** Exercise requirements **
Pick out each line in these entries that contains the string "author".

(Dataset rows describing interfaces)
________
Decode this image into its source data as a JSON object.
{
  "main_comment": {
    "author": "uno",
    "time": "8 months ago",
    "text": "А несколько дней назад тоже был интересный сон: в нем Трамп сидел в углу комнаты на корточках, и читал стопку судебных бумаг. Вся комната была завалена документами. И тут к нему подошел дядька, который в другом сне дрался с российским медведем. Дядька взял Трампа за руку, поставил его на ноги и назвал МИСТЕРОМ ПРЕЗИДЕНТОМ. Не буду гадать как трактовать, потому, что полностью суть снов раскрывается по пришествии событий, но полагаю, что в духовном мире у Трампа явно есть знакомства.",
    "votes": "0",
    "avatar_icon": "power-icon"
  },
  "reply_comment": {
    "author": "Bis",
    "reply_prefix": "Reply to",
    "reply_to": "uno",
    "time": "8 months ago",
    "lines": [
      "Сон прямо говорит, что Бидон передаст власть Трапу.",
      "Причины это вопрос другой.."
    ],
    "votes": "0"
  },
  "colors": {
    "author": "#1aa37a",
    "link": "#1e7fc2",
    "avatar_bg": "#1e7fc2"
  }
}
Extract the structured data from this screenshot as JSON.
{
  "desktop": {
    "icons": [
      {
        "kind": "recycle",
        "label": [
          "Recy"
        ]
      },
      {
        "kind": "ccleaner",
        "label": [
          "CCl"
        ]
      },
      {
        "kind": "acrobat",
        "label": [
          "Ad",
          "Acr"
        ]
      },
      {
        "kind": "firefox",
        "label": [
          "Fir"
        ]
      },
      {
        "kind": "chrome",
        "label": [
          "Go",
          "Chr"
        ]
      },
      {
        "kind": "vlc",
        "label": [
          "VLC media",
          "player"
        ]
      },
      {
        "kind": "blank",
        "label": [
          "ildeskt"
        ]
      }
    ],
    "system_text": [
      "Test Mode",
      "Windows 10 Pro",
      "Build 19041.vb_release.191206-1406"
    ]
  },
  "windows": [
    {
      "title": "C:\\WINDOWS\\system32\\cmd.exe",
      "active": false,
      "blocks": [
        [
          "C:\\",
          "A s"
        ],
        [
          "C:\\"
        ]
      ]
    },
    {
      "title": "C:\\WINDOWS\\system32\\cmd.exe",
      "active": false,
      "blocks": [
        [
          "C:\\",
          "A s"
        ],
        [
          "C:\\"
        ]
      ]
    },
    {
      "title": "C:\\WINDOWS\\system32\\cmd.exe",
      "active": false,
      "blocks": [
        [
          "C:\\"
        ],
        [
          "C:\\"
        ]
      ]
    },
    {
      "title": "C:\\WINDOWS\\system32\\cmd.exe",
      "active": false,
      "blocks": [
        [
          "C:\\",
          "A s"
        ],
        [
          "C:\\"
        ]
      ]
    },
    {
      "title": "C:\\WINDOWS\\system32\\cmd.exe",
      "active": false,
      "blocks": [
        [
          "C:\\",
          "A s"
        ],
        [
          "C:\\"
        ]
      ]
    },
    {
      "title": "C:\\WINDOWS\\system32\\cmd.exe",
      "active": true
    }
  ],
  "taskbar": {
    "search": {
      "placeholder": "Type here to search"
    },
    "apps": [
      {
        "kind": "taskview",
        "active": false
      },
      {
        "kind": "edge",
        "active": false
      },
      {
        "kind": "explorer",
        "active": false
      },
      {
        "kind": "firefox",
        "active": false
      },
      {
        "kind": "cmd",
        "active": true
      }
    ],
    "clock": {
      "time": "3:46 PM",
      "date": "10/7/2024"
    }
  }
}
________
** Output for this task **
    "author": "uno",
    "author": "Bis",
    "author": "#1aa37a",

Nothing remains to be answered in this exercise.